**Directions**
Return all lines of the data in which the string "avatar" occurs.

[Raw data — start]

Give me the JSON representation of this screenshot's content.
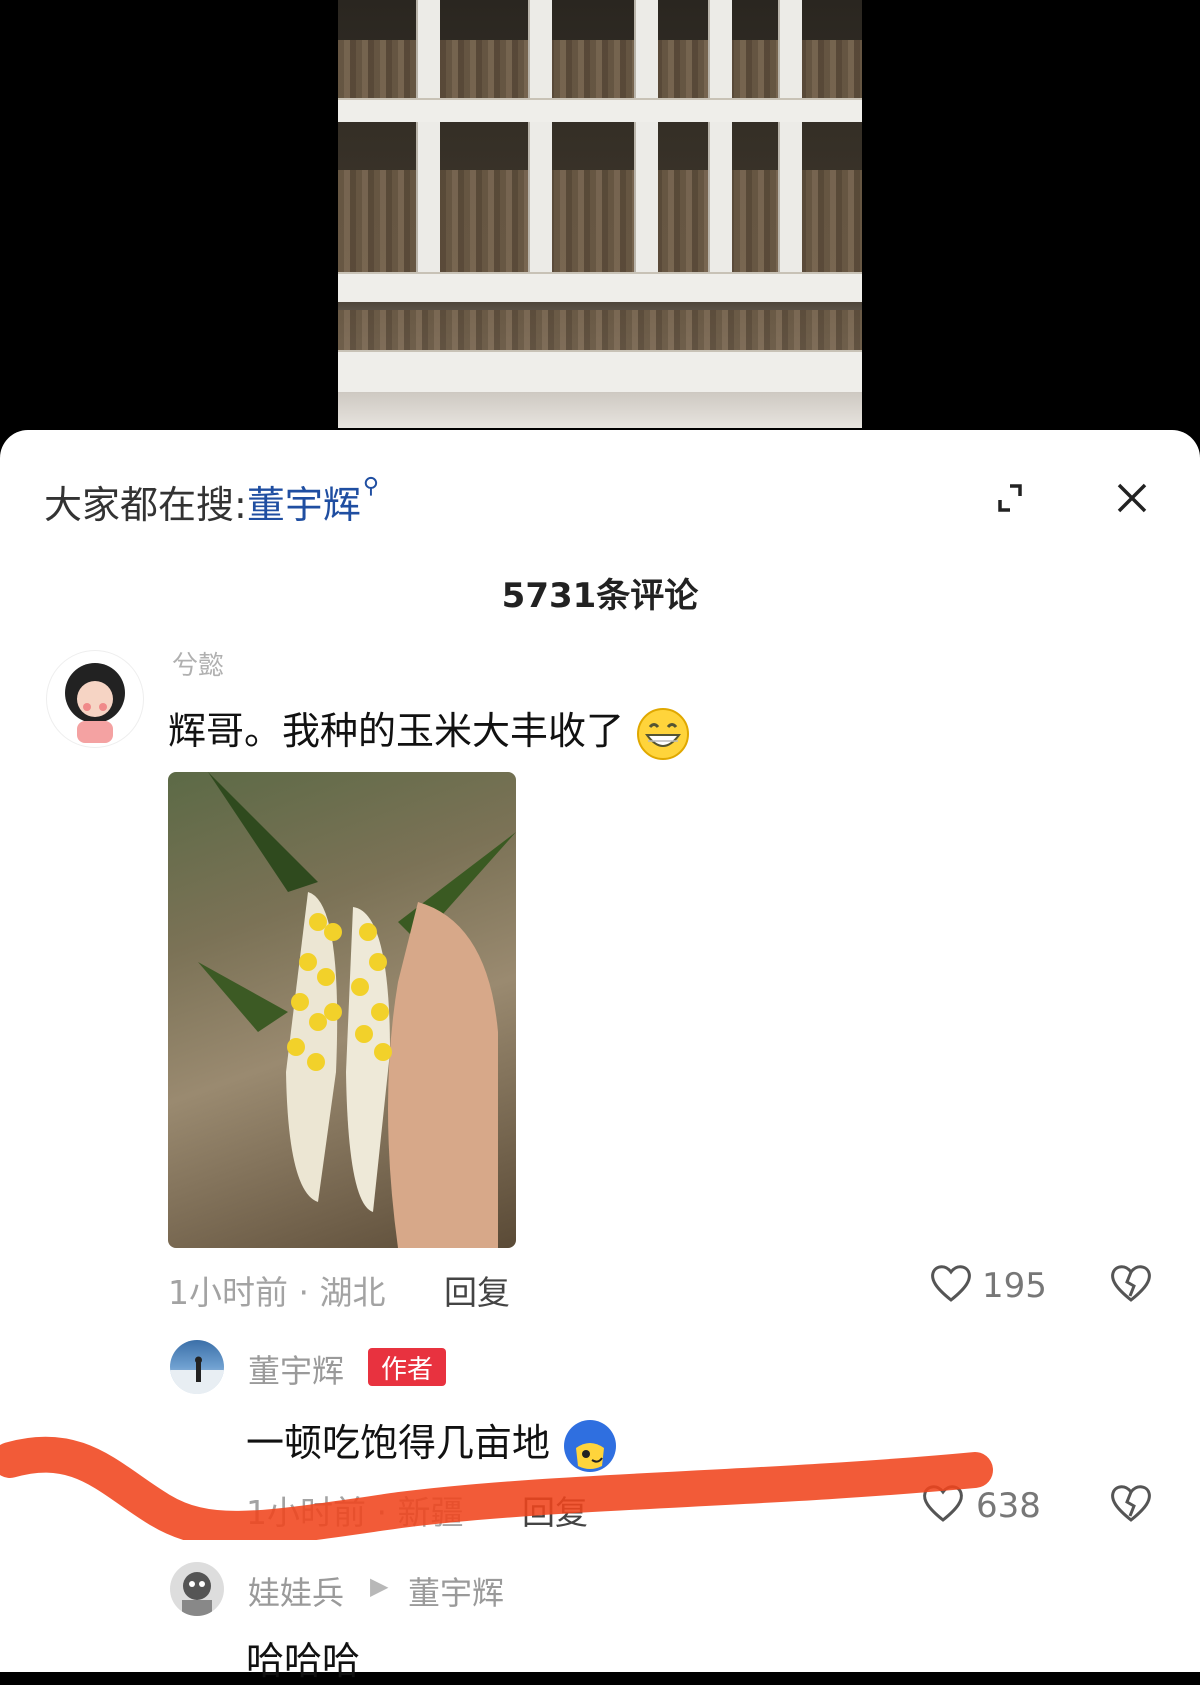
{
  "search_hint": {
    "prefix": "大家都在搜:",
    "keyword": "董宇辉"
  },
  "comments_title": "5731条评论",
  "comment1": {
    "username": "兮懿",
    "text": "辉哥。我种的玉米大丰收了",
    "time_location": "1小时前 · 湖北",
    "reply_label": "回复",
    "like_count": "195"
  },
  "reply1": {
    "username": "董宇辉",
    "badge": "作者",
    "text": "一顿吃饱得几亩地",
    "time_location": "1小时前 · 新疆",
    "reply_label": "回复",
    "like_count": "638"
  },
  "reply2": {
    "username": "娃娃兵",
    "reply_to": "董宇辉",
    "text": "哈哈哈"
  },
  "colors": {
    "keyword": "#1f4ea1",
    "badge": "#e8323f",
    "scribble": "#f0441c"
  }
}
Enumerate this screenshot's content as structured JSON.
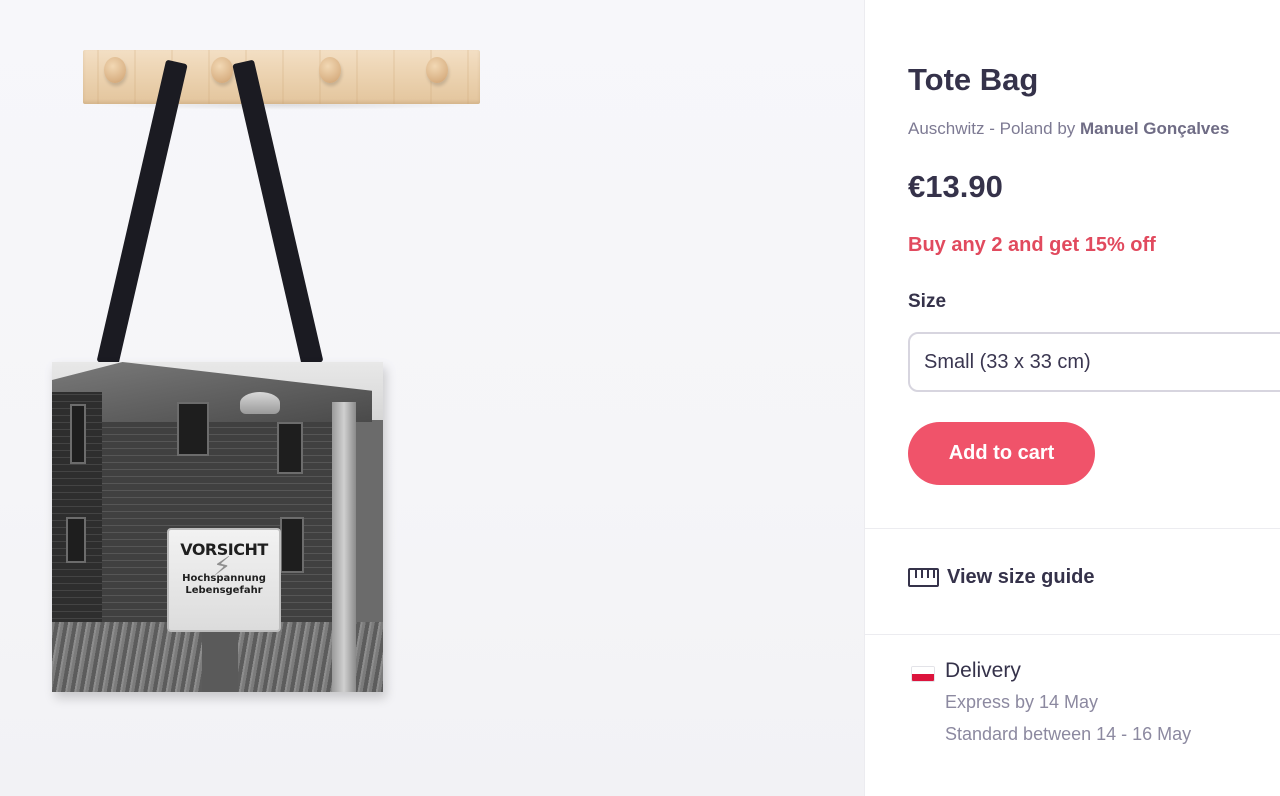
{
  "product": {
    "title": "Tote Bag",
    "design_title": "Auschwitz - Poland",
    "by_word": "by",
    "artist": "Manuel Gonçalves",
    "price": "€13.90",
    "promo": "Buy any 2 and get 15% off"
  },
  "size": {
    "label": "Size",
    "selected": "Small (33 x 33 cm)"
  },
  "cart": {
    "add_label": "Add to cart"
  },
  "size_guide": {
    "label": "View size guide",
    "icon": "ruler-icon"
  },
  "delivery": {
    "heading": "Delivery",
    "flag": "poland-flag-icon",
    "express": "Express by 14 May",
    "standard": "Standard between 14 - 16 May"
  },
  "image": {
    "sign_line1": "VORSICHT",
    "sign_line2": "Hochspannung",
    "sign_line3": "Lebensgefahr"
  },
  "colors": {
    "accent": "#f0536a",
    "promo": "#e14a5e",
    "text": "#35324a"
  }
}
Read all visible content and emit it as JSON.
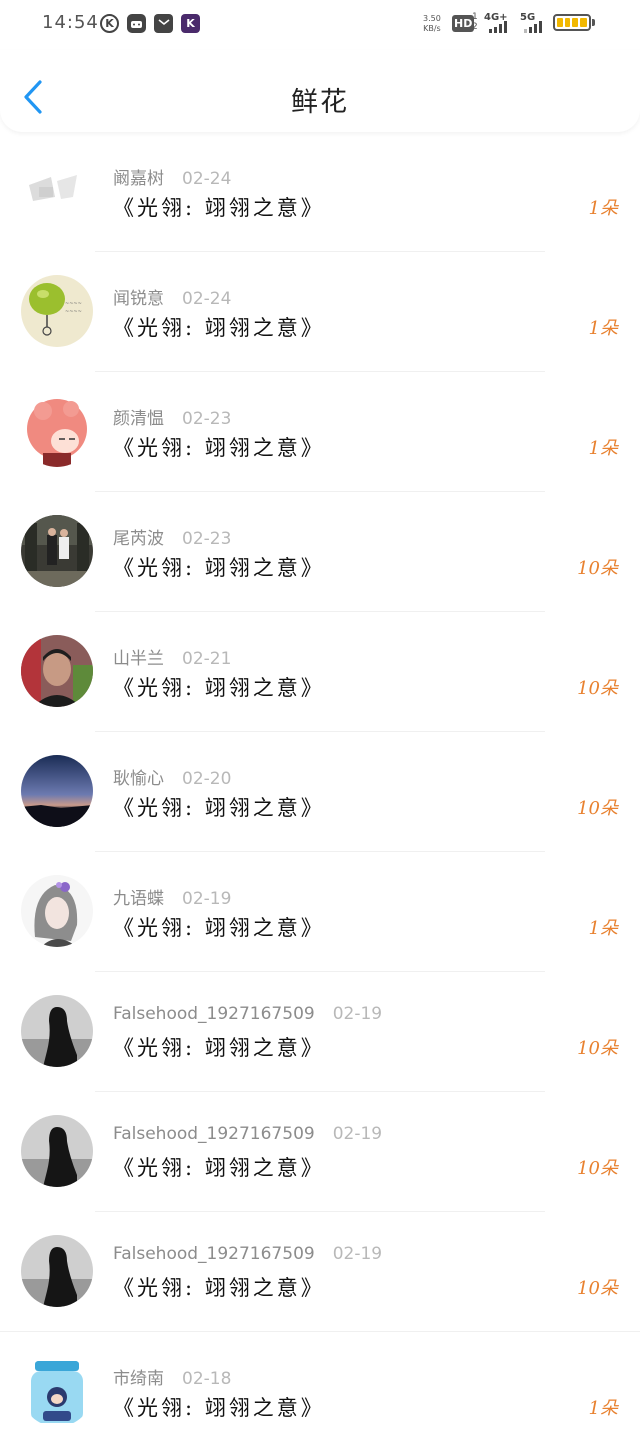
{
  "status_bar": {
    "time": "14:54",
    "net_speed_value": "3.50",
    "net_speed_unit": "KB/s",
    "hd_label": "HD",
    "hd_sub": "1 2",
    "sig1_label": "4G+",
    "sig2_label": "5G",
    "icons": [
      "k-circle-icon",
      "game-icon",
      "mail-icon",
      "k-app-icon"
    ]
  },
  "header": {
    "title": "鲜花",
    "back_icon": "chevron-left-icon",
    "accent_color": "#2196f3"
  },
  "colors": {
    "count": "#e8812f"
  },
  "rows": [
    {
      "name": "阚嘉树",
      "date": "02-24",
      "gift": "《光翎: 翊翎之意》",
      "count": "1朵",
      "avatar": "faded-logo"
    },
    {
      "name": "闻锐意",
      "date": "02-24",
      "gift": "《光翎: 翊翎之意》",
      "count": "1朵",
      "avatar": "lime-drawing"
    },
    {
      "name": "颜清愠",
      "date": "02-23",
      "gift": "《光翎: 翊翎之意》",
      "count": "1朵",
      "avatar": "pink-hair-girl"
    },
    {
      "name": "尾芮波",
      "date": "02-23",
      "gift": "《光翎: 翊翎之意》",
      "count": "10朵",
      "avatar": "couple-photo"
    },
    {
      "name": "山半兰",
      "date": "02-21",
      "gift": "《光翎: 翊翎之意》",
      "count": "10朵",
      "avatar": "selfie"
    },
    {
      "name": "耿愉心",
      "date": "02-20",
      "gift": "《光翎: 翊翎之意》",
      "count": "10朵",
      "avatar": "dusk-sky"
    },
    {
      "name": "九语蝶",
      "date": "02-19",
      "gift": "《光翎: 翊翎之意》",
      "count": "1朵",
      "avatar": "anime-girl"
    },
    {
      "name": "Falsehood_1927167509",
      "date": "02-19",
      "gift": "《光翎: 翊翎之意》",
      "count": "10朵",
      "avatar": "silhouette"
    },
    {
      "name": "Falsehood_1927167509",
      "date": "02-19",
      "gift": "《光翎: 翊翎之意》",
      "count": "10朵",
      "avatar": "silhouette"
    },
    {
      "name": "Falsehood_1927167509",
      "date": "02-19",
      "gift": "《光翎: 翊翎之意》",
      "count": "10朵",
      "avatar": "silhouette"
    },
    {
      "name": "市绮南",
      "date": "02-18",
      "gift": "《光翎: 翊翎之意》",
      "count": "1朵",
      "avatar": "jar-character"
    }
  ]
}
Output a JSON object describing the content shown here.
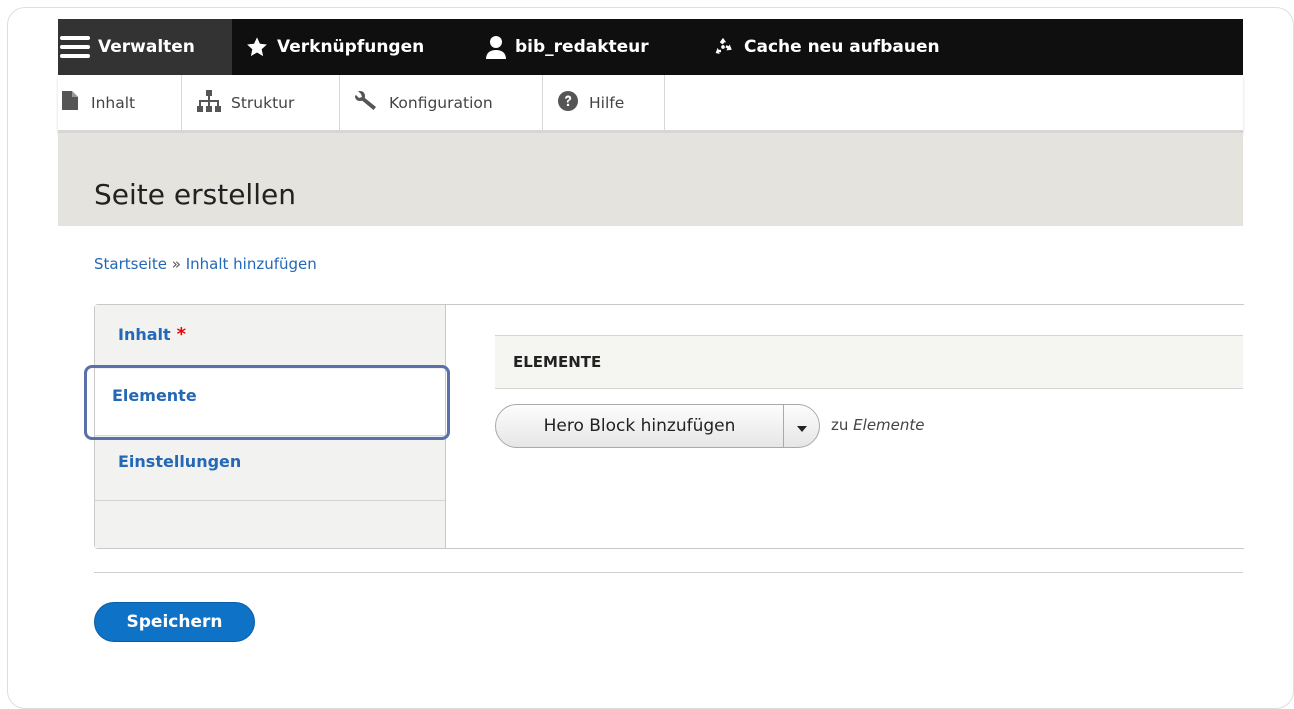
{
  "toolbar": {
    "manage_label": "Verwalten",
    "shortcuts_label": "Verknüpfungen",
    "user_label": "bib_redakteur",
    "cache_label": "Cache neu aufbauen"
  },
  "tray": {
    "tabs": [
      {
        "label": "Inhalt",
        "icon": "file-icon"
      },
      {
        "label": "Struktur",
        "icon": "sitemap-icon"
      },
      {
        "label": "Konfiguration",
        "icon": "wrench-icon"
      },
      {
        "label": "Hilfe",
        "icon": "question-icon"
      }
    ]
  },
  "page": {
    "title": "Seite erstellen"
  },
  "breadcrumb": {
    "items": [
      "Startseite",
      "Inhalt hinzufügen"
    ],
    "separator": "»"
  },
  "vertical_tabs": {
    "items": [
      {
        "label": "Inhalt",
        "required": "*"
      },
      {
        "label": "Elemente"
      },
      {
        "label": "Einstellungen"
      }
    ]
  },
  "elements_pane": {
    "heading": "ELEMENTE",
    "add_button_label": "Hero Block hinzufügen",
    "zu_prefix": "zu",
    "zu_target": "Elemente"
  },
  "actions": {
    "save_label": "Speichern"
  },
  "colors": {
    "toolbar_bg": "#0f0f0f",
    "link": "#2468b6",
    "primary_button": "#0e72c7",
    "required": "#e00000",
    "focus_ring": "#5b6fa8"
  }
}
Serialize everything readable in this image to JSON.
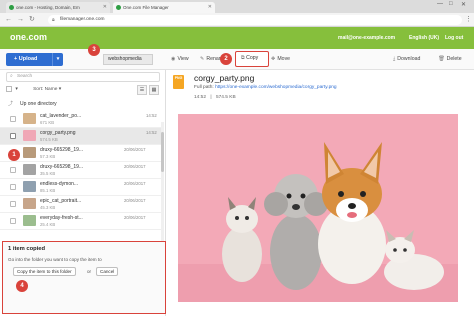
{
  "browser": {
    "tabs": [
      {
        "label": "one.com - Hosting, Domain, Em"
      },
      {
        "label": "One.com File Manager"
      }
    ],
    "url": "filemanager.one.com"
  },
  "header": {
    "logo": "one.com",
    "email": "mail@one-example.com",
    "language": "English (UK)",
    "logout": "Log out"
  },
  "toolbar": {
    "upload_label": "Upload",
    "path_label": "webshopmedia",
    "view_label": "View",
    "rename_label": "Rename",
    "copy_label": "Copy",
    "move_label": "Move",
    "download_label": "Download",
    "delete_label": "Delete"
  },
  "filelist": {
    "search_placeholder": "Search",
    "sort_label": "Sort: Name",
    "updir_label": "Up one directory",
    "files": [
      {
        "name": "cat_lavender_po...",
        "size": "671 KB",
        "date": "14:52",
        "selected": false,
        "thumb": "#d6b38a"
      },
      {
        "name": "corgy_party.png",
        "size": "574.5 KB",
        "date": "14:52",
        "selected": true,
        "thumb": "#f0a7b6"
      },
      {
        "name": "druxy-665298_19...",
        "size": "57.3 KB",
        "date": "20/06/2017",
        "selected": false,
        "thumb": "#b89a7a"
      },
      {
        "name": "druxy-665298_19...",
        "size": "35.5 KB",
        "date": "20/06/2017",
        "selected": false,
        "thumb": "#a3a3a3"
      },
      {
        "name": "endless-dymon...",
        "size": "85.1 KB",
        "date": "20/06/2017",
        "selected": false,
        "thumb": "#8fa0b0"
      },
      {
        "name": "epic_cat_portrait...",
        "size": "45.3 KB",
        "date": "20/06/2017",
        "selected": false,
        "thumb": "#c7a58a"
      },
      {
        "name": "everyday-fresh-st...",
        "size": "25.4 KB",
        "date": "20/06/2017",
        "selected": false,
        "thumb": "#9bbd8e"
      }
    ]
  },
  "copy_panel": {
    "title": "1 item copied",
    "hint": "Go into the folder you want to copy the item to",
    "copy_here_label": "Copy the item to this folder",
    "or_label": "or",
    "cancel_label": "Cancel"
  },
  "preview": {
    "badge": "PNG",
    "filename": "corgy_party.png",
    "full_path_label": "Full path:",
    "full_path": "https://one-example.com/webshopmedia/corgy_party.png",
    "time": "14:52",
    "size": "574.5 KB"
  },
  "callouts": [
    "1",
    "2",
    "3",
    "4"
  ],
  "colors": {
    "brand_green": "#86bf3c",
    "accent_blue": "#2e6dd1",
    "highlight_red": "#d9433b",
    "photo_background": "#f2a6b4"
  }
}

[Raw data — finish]

**Reply**
      "avatar": "faded-logo"
      "avatar": "lime-drawing"
      "avatar": "pink-hair-girl"
      "avatar": "couple-photo"
      "avatar": "selfie"
      "avatar": "dusk-sky"
      "avatar": "anime-girl"
      "avatar": "silhouette"
      "avatar": "silhouette"
      "avatar": "silhouette"
      "avatar": "jar-character"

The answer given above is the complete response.